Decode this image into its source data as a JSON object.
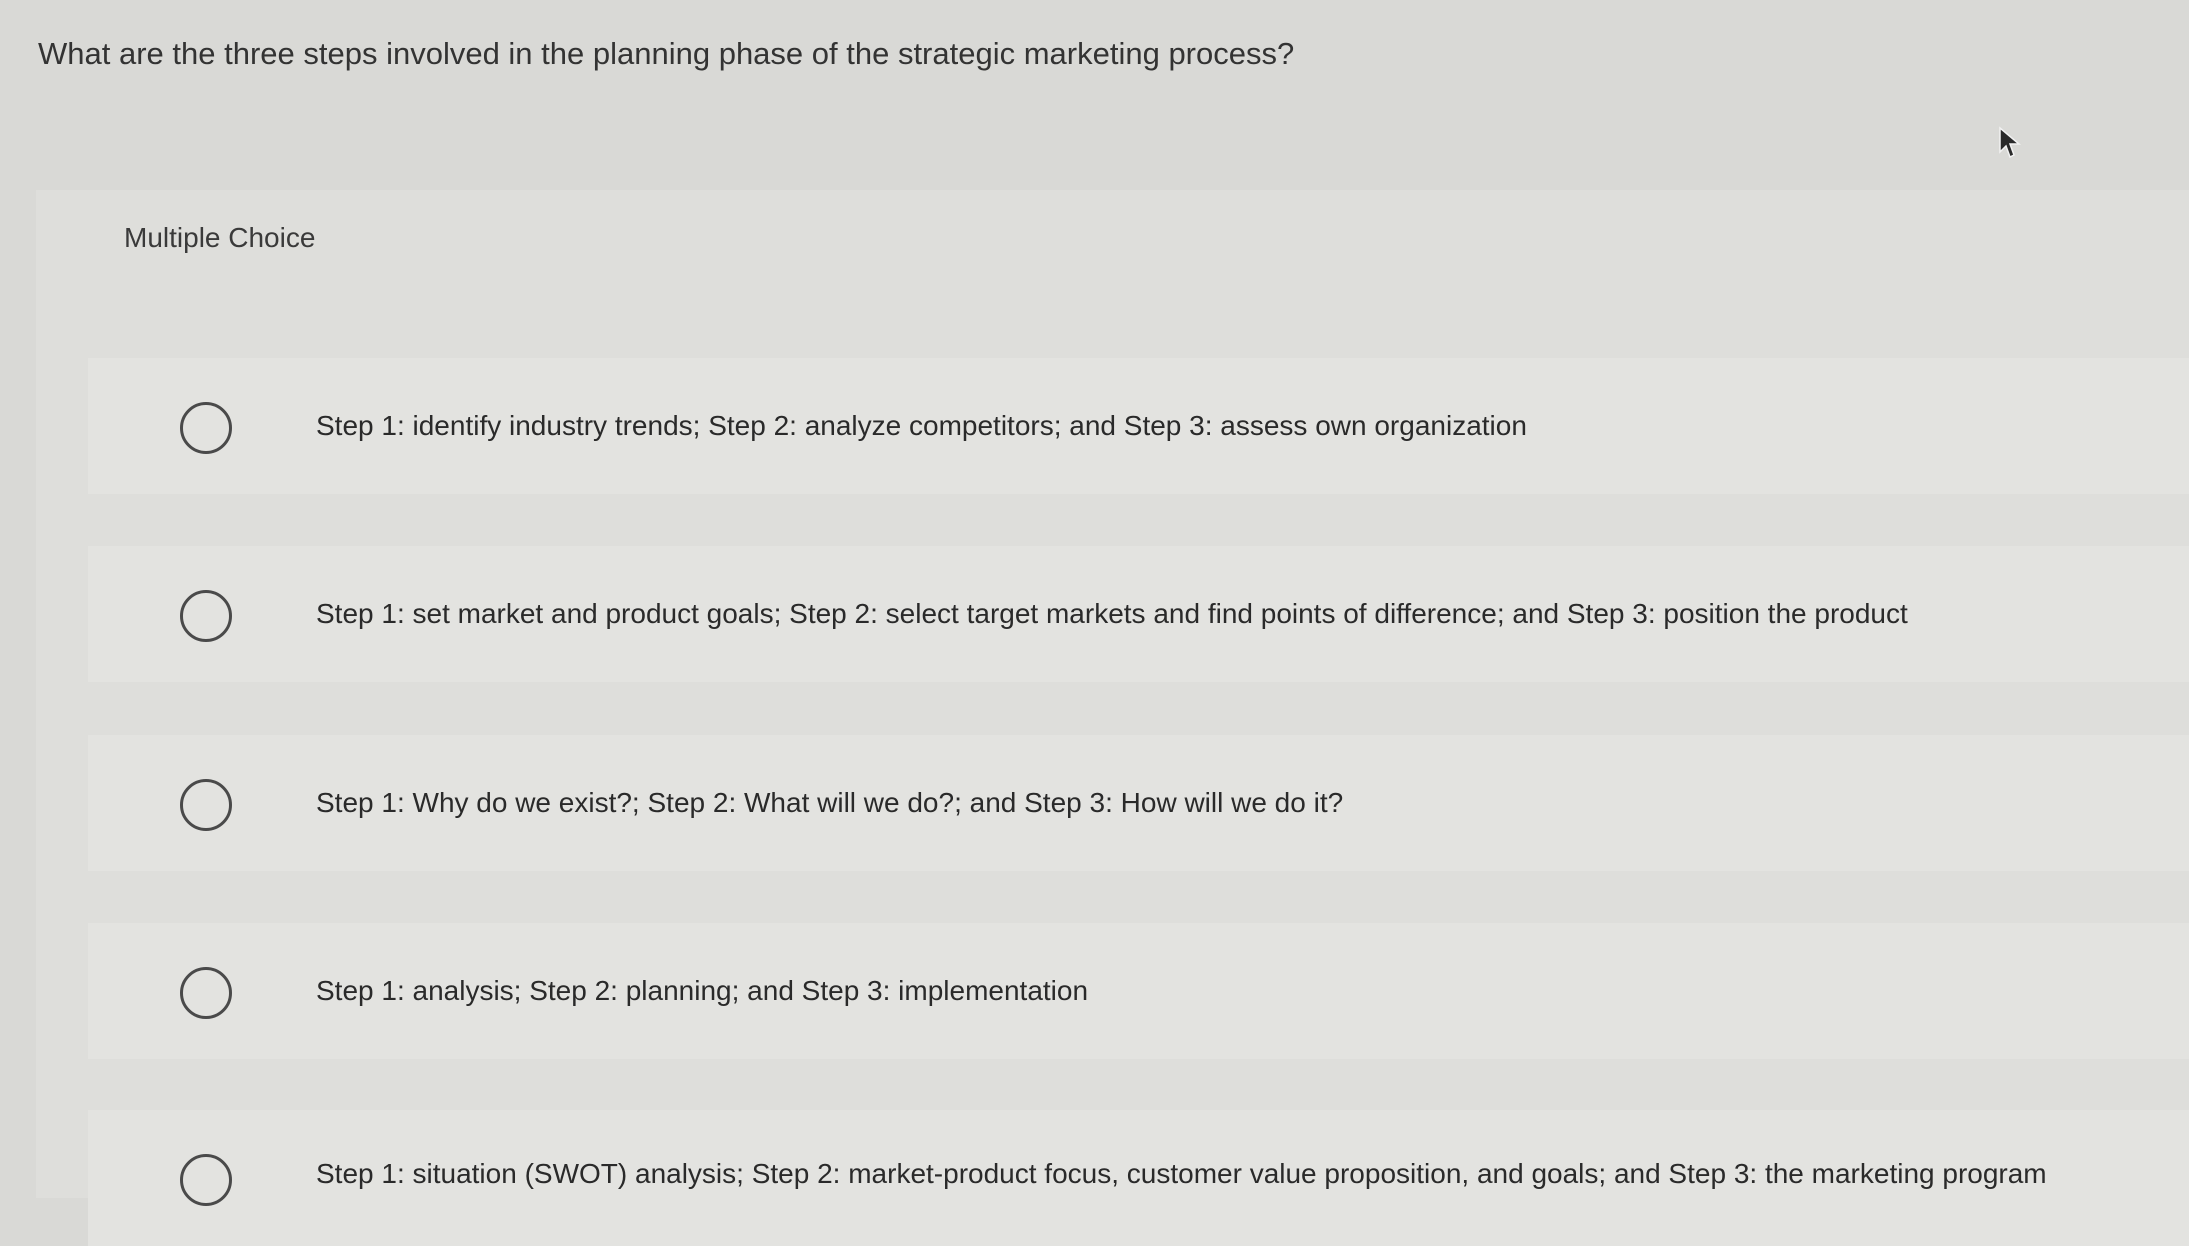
{
  "question": {
    "text": "What are the three steps involved in the planning phase of the strategic marketing process?"
  },
  "question_type": "Multiple Choice",
  "cursor_icon": "arrow-cursor-icon",
  "options": [
    {
      "label": "Step 1: identify industry trends; Step 2: analyze competitors; and Step 3: assess own organization",
      "selected": false
    },
    {
      "label": "Step 1: set market and product goals; Step 2: select target markets and find points of difference; and Step 3: position the product",
      "selected": false
    },
    {
      "label": "Step 1: Why do we exist?; Step 2: What will we do?; and Step 3: How will we do it?",
      "selected": false
    },
    {
      "label": "Step 1: analysis; Step 2: planning; and Step 3: implementation",
      "selected": false
    },
    {
      "label": "Step 1: situation (SWOT) analysis; Step 2: market-product focus, customer value proposition, and goals; and Step 3: the marketing program",
      "selected": false
    }
  ]
}
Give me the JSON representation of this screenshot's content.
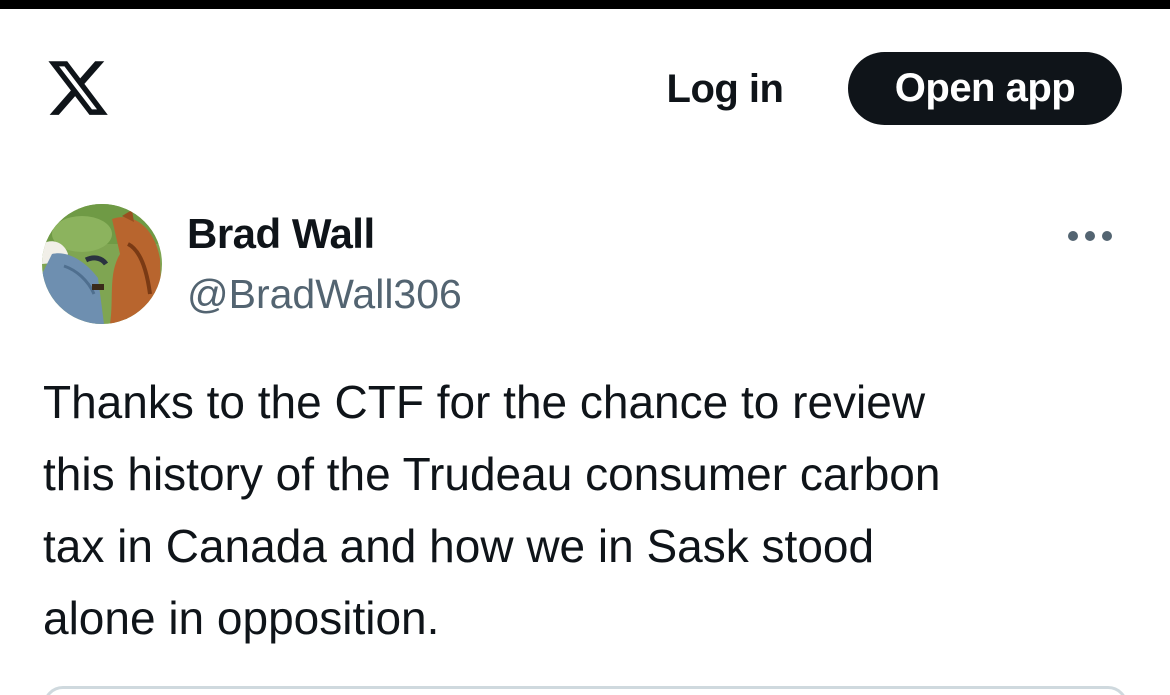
{
  "header": {
    "logo_icon": "x-logo-icon",
    "login_label": "Log in",
    "open_app_label": "Open app"
  },
  "tweet": {
    "author": {
      "name": "Brad Wall",
      "handle": "@BradWall306",
      "avatar_icon": "avatar-photo-horse"
    },
    "more_icon": "more-dots-icon",
    "text": "Thanks to the CTF for the chance to review\nthis history of the Trudeau consumer carbon\ntax in Canada and how we in Sask stood\nalone in opposition."
  },
  "colors": {
    "text_primary": "#0f1419",
    "text_secondary": "#536471",
    "button_dark": "#0f1419",
    "border": "#cfd9de",
    "background": "#ffffff"
  }
}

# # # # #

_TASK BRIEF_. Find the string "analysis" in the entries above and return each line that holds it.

_RESPONSE_.
      "label": "Step 1: analysis; Step 2: planning; and Step 3: implementation",
      "label": "Step 1: situation (SWOT) analysis; Step 2: market-product focus, customer value proposition, and goals; and Step 3: the marketing program",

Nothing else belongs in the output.